Using Your System
Once your system is up and running, using it is really easy. Let's consider a school as an example. You have about 500 students, and have set up one conference bridge for each department, and have mapped one Gizmo account to each conference bridge. So you end up with a table something like this:
ConcordHSHistory (1-747-555-1001) ConcordHSMath (1-747-555-1002) ConcordHSForeignLanguage (1-747-555-1003) ConcordHSScience(1-747-555-1004) ...
So, to dial into History 302, you'd call ConcordHSHistory or 1-747-555-1001 and then dial extension 302 when you hear the greeting. Then you're dropped into a full duplex (all parties can talk) or listen only (only the teacher can talk) conversation. Simple.
Gizmo has a lot of other neat features including:
- Instant messaging: People can IM each other separately from the voice call
- Call recording: The instructor or students can record the conversation for future use
- Mapping: You can display caller locations on a live map, similar to Google Maps
Mostly I like Gizmo because it is very easy to install and use, works on Windows, Linux, and Mac computers, and it is based on open standards (which is why it can call directly into Asterisk systems, whereas other internet telephony services such as Skype are closed off, proprietary networks). At this point, it is the only free VoIP software I would recommend, but I will be updating this article periodically as new tools become available.
When to Use Your System
The goal of social distancing in a pandemic is to reduce or eliminate opportunities for influenza to spread. Public venues such as classrooms are especially hazardous, and will be closed promptly by public health authorities during an outbreak. The purpose of staging these systems for rapid use is to enable organizations to take their entire operation online on a moment's notice, without necessarily waiting to be told to do so. If you are prepared to host classes online, there is no reason to keep classrooms open if there is a risk to your students or employees.
Apart from the obvious benefit of limiting opportunities for the disease to spread, this will allow you to continue normal operations with little disruption. If you decide to implement this plan, you can inform all students and faculty that classes will continue, as usual, except online. By implementing this as a precautionary measure, you can demonstrate that you are prepared for this situation and, in the cases of schools, anticipate the concerns of parents who may keep their children home anyway. Being able to continue operations with some degree of normalcy will help to maintain morale and prevent panic.
Social Organizations and Businesses
People may be expected to stay at home or limit their contact with others for many weeks. People are social animals and most will have a difficult time doing nothing but watching TV or reading books for such a long time.
Electronic venues can play a role by enabling people to maintain social ties, both person-to-person and in groups, while they are hiding out. I am not suggesting that this will be fun or in any way a decent replacement for an evening at the local pub, but considering the alternative, it's better than staring at CNN.

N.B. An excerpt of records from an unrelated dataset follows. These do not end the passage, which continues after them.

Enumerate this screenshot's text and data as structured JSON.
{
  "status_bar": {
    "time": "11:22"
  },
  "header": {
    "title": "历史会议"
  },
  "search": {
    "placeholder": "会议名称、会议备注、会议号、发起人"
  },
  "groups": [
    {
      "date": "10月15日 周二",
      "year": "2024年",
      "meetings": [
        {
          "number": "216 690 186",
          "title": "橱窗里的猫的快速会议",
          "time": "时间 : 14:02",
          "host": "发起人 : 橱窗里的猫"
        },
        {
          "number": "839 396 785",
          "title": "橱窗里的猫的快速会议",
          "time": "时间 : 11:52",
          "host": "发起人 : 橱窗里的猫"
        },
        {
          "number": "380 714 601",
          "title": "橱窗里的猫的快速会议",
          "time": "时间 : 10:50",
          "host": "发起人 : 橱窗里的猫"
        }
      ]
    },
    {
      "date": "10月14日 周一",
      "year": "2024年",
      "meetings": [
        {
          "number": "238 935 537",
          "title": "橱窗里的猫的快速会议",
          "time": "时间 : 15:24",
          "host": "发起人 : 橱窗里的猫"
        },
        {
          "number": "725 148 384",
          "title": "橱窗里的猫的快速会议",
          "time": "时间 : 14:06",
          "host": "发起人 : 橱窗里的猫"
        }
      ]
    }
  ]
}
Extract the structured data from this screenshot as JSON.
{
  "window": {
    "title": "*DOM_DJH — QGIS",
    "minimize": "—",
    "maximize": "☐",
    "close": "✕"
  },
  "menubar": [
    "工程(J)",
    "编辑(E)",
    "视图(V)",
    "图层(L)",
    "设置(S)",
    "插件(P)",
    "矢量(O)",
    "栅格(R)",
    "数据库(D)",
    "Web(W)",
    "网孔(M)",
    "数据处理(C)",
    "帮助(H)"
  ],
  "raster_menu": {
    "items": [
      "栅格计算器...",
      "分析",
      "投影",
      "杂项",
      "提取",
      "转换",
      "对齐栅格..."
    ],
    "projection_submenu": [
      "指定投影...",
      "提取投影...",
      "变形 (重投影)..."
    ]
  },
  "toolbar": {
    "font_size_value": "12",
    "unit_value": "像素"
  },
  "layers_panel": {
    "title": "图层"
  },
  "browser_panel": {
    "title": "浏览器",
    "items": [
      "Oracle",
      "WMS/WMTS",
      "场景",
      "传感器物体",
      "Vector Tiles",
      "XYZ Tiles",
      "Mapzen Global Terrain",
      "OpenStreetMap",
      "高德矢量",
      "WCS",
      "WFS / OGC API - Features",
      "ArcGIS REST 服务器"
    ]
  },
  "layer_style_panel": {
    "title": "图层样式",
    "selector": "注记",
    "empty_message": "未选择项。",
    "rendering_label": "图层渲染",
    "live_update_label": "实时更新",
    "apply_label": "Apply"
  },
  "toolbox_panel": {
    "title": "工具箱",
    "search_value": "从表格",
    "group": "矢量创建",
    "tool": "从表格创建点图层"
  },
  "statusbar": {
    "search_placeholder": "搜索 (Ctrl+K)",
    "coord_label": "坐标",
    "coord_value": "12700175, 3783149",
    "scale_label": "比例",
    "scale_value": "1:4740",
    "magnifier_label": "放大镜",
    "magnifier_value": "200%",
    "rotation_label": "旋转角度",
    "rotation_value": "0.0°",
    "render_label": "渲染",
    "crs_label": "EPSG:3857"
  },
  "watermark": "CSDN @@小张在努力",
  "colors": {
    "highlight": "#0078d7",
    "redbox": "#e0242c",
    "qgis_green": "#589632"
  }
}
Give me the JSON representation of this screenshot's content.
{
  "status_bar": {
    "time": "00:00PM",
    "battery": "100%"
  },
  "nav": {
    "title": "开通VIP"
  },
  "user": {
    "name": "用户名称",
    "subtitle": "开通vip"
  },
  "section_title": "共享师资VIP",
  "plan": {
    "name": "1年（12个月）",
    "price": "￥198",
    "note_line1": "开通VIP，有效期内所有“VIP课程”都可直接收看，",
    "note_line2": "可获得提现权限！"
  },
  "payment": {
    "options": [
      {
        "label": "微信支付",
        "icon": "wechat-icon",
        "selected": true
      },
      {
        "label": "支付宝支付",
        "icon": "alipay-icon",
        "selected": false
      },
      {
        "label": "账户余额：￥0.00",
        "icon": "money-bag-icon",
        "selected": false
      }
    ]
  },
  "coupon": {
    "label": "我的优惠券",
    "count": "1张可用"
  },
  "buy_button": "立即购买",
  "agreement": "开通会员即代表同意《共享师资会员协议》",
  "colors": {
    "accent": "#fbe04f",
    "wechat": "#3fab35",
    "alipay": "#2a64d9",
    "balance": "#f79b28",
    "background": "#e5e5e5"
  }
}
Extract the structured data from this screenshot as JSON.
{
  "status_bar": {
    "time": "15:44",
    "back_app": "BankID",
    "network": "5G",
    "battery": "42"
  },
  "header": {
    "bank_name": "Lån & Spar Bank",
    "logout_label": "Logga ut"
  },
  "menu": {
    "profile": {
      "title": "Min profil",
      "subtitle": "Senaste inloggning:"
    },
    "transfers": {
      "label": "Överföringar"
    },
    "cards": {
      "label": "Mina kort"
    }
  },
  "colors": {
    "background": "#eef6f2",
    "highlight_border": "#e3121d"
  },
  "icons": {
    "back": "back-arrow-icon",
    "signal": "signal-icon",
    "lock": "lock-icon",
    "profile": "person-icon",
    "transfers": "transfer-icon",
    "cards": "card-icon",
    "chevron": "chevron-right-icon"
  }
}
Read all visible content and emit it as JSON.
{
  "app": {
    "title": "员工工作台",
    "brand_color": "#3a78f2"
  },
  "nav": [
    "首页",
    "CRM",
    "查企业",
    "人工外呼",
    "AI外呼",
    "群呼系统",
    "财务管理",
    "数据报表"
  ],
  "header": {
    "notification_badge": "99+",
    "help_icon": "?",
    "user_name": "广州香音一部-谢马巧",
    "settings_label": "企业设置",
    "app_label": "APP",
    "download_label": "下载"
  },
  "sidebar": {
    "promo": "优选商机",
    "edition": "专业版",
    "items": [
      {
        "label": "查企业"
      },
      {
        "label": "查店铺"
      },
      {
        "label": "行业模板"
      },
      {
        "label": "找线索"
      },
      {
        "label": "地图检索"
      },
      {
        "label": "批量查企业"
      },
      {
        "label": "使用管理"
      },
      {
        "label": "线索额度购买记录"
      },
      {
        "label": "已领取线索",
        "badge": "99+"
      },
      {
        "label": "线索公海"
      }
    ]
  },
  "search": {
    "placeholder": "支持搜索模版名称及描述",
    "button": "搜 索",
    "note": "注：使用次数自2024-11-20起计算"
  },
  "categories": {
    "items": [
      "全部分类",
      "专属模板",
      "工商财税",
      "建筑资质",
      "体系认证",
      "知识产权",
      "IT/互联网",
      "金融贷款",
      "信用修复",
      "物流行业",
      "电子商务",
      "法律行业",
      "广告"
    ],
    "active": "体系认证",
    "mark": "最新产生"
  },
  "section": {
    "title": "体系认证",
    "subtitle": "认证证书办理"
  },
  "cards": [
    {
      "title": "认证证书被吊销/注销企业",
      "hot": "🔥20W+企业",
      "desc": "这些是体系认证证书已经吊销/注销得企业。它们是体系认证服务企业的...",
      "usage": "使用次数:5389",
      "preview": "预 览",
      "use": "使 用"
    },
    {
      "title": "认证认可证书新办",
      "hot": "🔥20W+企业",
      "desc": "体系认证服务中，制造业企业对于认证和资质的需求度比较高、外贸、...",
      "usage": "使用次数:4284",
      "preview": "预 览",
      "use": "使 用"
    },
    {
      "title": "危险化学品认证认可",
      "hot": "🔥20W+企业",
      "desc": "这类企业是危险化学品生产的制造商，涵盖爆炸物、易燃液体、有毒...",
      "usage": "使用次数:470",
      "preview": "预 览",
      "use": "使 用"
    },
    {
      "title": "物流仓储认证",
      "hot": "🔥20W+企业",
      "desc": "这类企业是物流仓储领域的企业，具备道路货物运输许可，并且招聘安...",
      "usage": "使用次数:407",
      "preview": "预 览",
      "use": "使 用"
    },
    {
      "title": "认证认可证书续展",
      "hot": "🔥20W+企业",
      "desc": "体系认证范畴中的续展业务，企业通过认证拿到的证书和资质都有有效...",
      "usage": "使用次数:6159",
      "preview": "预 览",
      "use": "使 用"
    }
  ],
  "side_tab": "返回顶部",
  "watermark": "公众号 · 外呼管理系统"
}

Businesses and organizations that host social gatherings should be thinking about ways to re-create their events online. Business owners should be thinking about ways to create online venues, partly because most business will be closed down or deserted anyway, and they can provide their patrons with a surrogate place to gather, as well as entertainment to pass idle time. You can laugh at this suggestion, but after you've been holed up in your house for days with nothing to do but watch TV, you'll probably be thrilled to find some sort of distraction, even if it is playing drinking games with fellow barflies on a conference bridge. What else are you going to do besides be freaked out by the TV news?
What Your Users Will Need
Your users will need to have a home or laptop PC with a DSL or cable Internet connection. Gizmo will not work well over a dial-up Internet connection. The Gizmo client is free to download, and if you are only calling other Gizmo accounts, is free to use.
Users will get the best results if they buy a USB headset or handset to connect to their computer or laptop, although they can use the computer's built-in speakers and microphone (every caller should be trained to put their phone or Gizmo client on mute except when they are talking, this is to prevent background noise and feedback). A USB headset is not necessary if users will primarily be listening to a lecture and only speaking occasionally (as long as they remember to mute their lines when not speaking).
If you decide to offer local telephone connectivity via a VoIP service provider, such as Voxbone, users will also be able to call into sessions from any fixed line or mobile telephone. Again, I recommend steering as many people as possible toward Gizmo to avoid buying a lot of service from these providers. It costs $10 to $20 per month per phone line equivalent (per concurrent caller), so if you wanted to give 100 concurrent callers the option of dialing in via their regular phones, it will cost you $1,000 to $2,000 per month on top of your other costs, whereas allowing people to call in via Gizmo costs nothing on top of basic server rental and connectivity costs.